The decision overnight from the Department of Agriculture and Water Resources to cancel the livestock export license of Emanuel Exports over a failure to meet existing legislative requirements is a significant step towards the end of the live sheep export trade.

However, given the confusing and complex regulatory environment whereby the regulator ‘sits’ within the department, we today call on the Minister to determine that the regulator must be removed from his department and be established as an independent body. The regulator is riddled with conflicts of interest including that it be required to simultaneously police the live export trade as well as promote live exports.

These arrangements going forward are untenable.

Since 2013, 42 government investigations have found Emanuel Exports and its sister companies guilty of non-compliance with live export regulations in importing countries, resulting in appalling cruelty to thousands of animals.

To date, Emanuel Exports has accounted for 70% of the volume of live sheep exports from Australia,
and today demonstrates irrefutably that the entire trade is faltering and in permanent decline.

While this license cancellation is a major development, it does raise serious concerns.

There has not been a sheep shipment leave Australia for the past 10 weeks due to this company’s licence being suspended, and other exporters realising that being forced to comply with regulations makes their trade commercially unviable.

This last minute enforcement of existing regulations leaves farmers ‘in the lurch’ and facing an uncertain future. Now is the time to legislate a five year phasing out period, setting an end-date for the trade and assisting farmers transition away from live sheep exports into more profitable sheep processing ventures.

This transition will not be without challenges but it does provide certainty for farmers and other industry stakeholders – something that today’s decision has completely removed.

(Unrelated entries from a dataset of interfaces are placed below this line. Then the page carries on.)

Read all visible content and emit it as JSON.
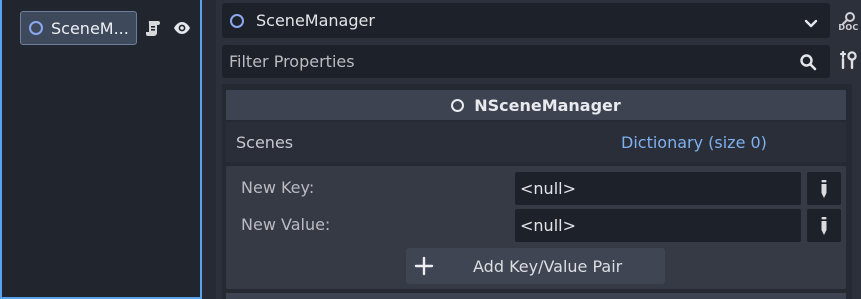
{
  "scene_tree": {
    "node_label": "SceneM...",
    "node_icon": "node-circle-icon",
    "script_icon": "script-icon",
    "visibility_icon": "eye-icon"
  },
  "inspector": {
    "object_name": "SceneManager",
    "doc_button_label": "DOC",
    "filter_placeholder": "Filter Properties",
    "class_name": "NSceneManager",
    "property": {
      "name": "Scenes",
      "value": "Dictionary (size 0)"
    },
    "dictionary_editor": {
      "new_key_label": "New Key:",
      "new_key_value": "<null>",
      "new_value_label": "New Value:",
      "new_value_value": "<null>",
      "add_pair_label": "Add Key/Value Pair"
    }
  },
  "colors": {
    "accent_blue": "#5aa2ec",
    "node_icon": "#8da6f0",
    "link_value": "#7fb1ef",
    "panel_dark": "#1d2129"
  }
}
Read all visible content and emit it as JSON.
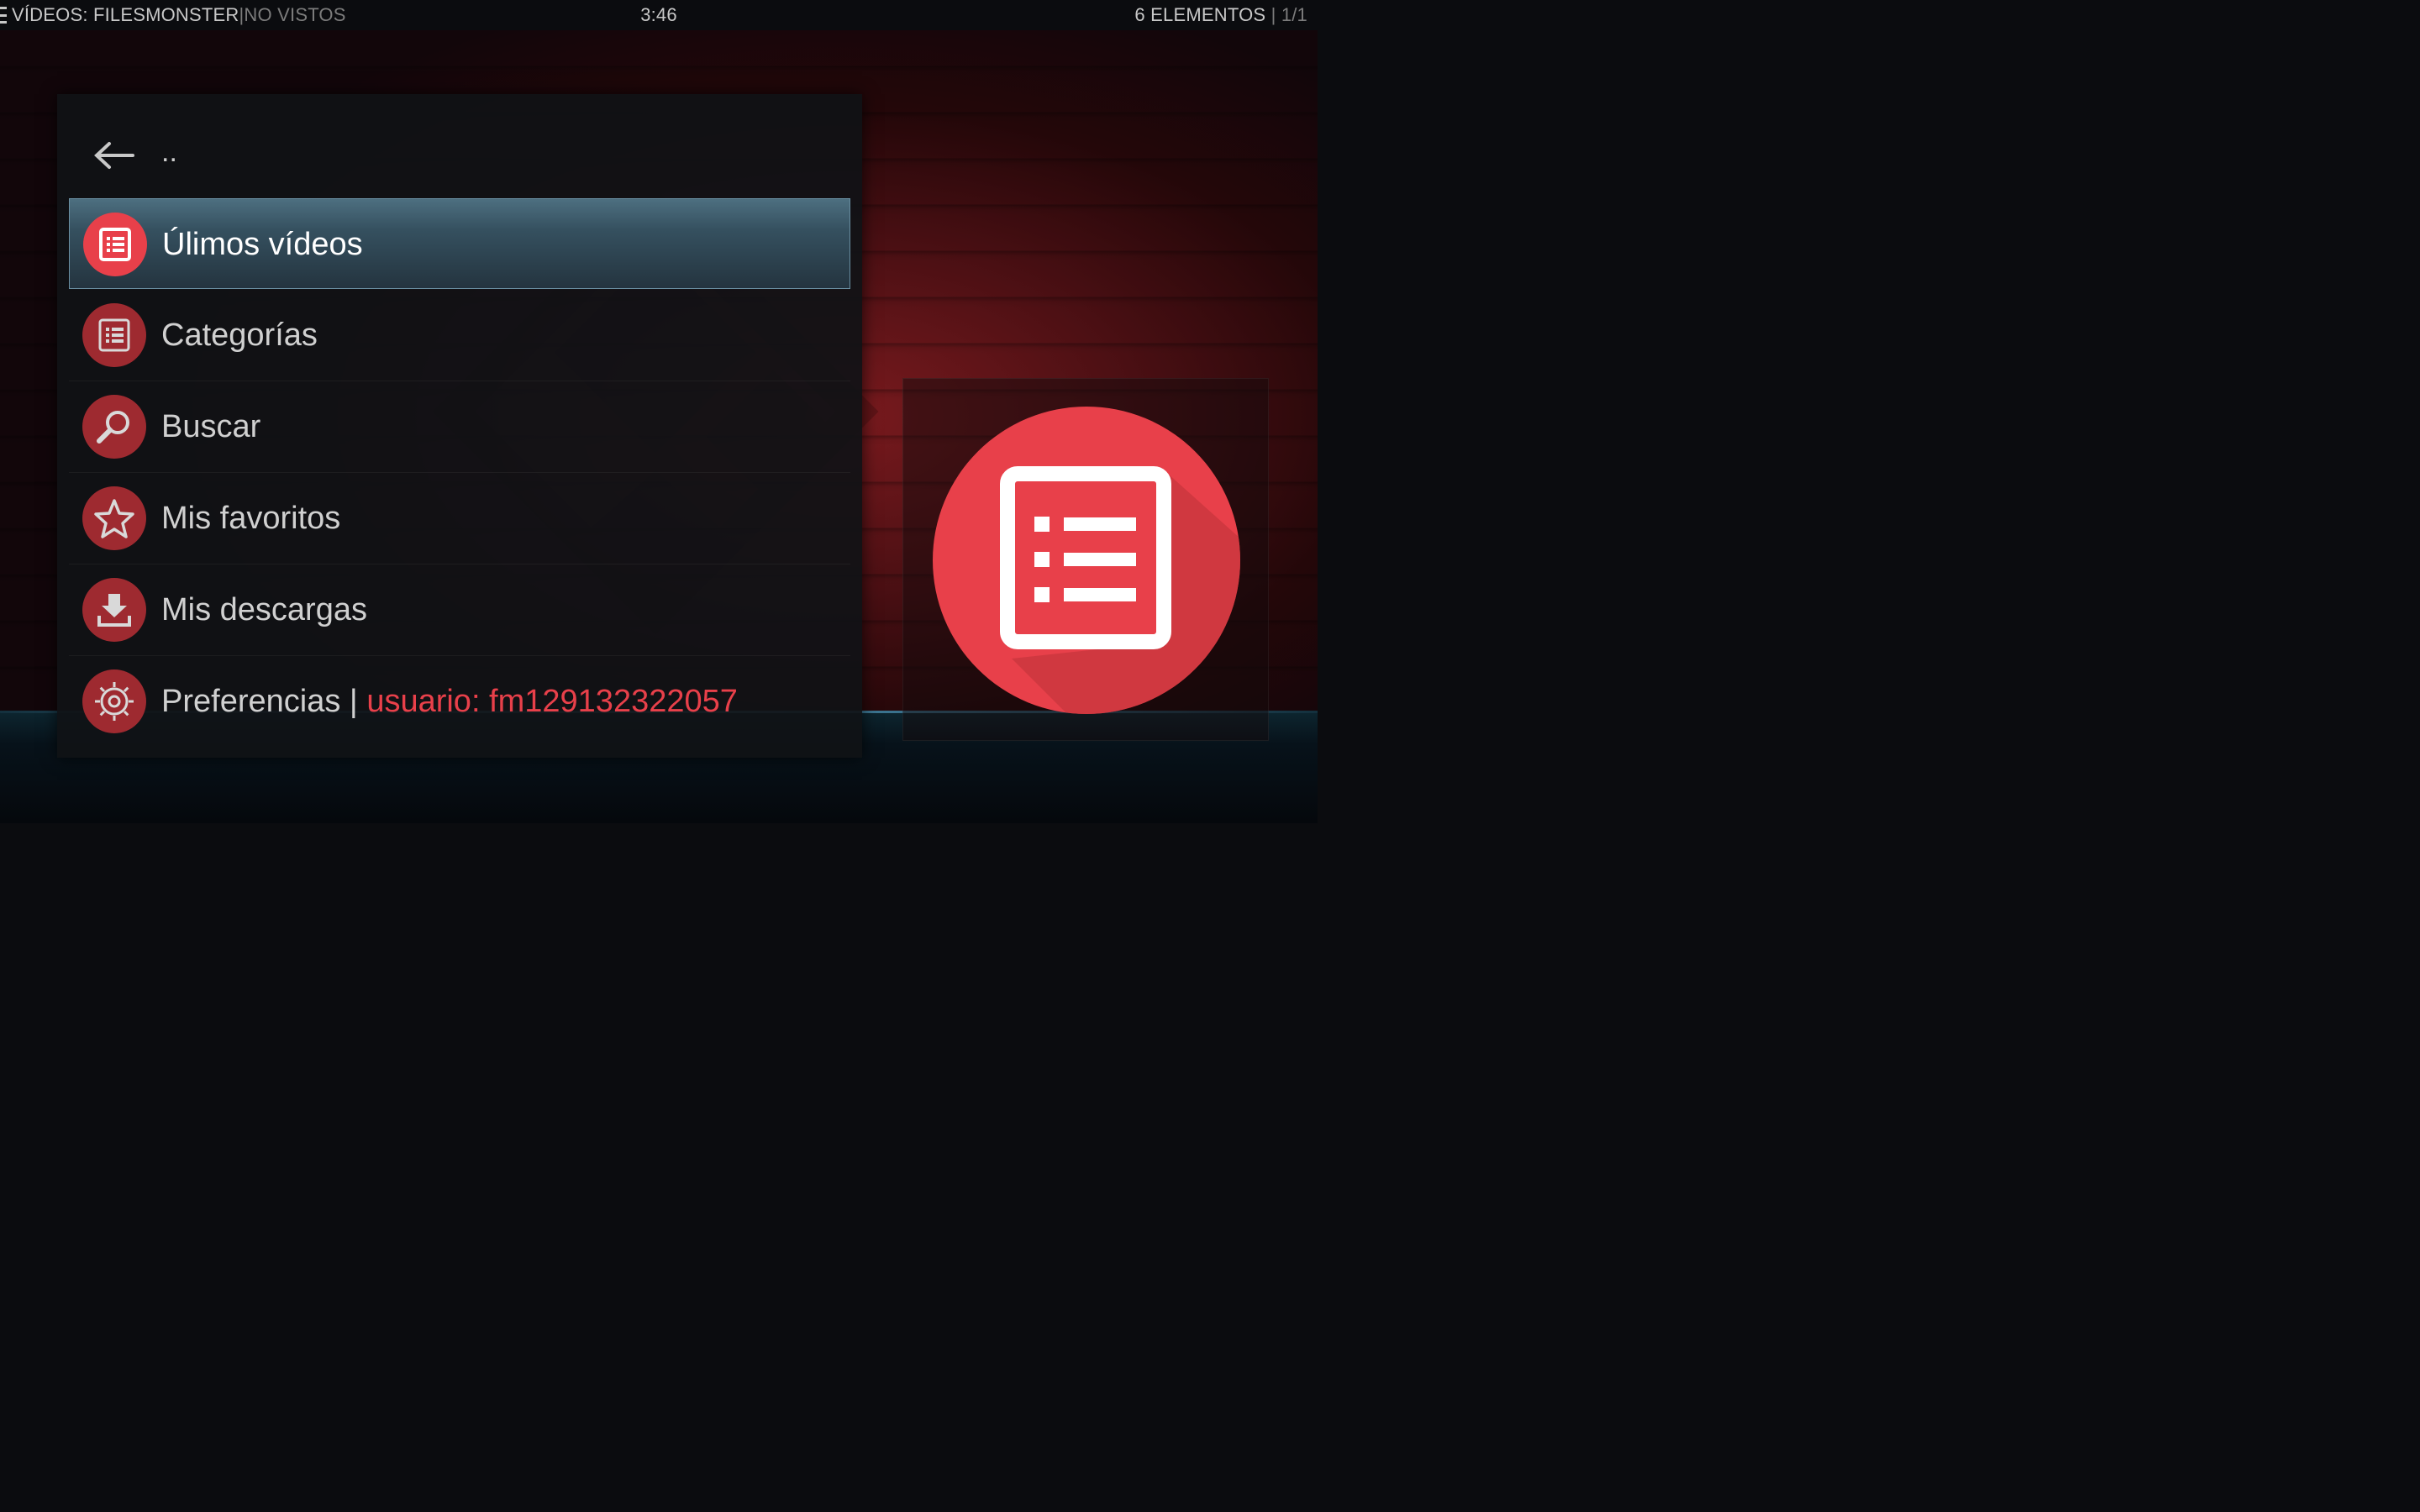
{
  "header": {
    "section": "VÍDEOS: FILESMONSTER",
    "separator": " | ",
    "filter": "NO VISTOS",
    "clock": "3:46",
    "count": "6 ELEMENTOS",
    "page": "1/1"
  },
  "list": {
    "parent_label": "..",
    "items": [
      {
        "label": "Úlimos vídeos",
        "icon": "list-icon",
        "selected": true
      },
      {
        "label": "Categorías",
        "icon": "list-icon",
        "selected": false
      },
      {
        "label": "Buscar",
        "icon": "search-icon",
        "selected": false
      },
      {
        "label": "Mis favoritos",
        "icon": "star-icon",
        "selected": false
      },
      {
        "label": "Mis descargas",
        "icon": "download-icon",
        "selected": false
      },
      {
        "label": "Preferencias | ",
        "user": "usuario: fm129132322057",
        "icon": "gear-icon",
        "selected": false
      }
    ]
  },
  "thumbnail": {
    "icon": "list-icon"
  },
  "colors": {
    "accent_red": "#e8404a",
    "icon_red_dim": "#9e2a30",
    "selection_blue": "#4d6f80"
  }
}
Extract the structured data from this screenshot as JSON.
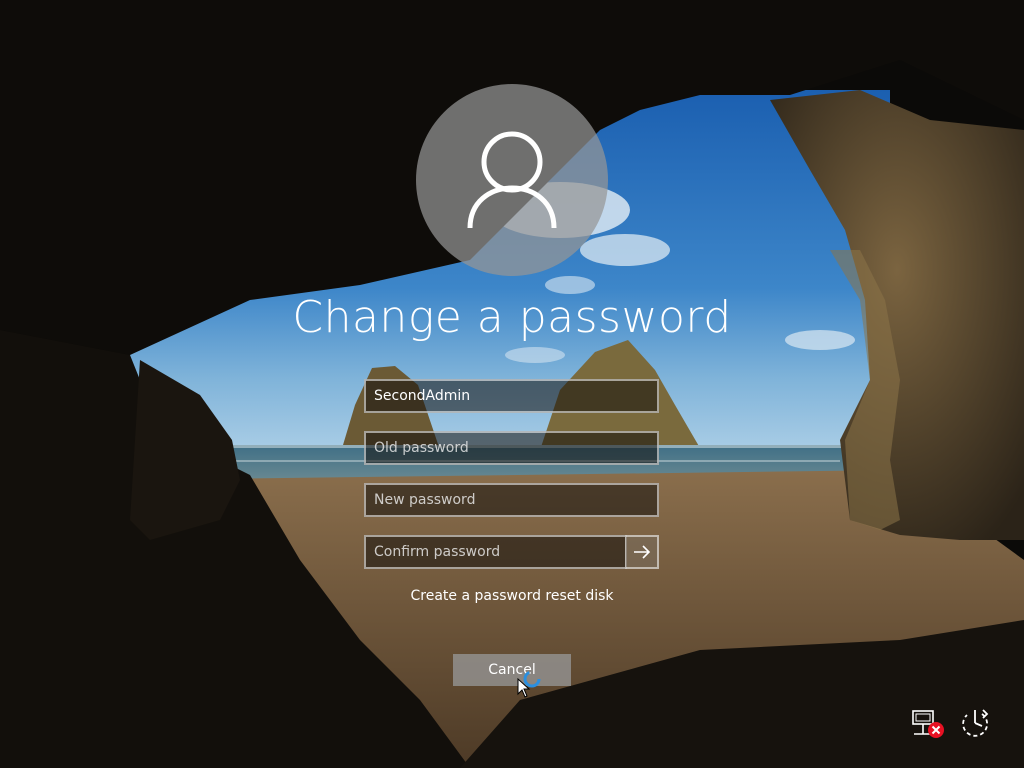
{
  "screen": {
    "title": "Change a password"
  },
  "form": {
    "username_value": "SecondAdmin",
    "old_password_placeholder": "Old password",
    "new_password_placeholder": "New password",
    "confirm_password_placeholder": "Confirm password"
  },
  "links": {
    "reset_disk": "Create a password reset disk"
  },
  "buttons": {
    "cancel_label": "Cancel"
  },
  "icons": {
    "avatar": "user-icon",
    "submit": "arrow-right-icon",
    "network": "network-disconnected-icon",
    "power": "power-icon"
  },
  "colors": {
    "text": "#ffffff",
    "error_badge": "#e81123",
    "avatar_bg": "#969696"
  }
}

We remain extremely concerned that the live sheep trade will continue to damage the reputation of Australia’s entire agriculture industry – an industry that has an international reputation for high quality, ethically-made food and fibre, one that is a major contributor to the Australian economy.

Once again we commend the Minister for Agriculture for instigating the Moss review and we look forward to the release of its recommendations.

With hundreds of thousands of people contacting Parliamentarians calling for the live sheep export trade to end, Australians have overwhelmingly made their voices heard on this matter. It is time we, as elected representatives, accurately reflect the wishes of the Australian people in the Parliament.

In the interest of safeguarding Australia’s vital agriculture industry, we call on the House of Representatives to pass the Live Sheep Long Haul Export Prohibition Bill 2018 as soon as possible.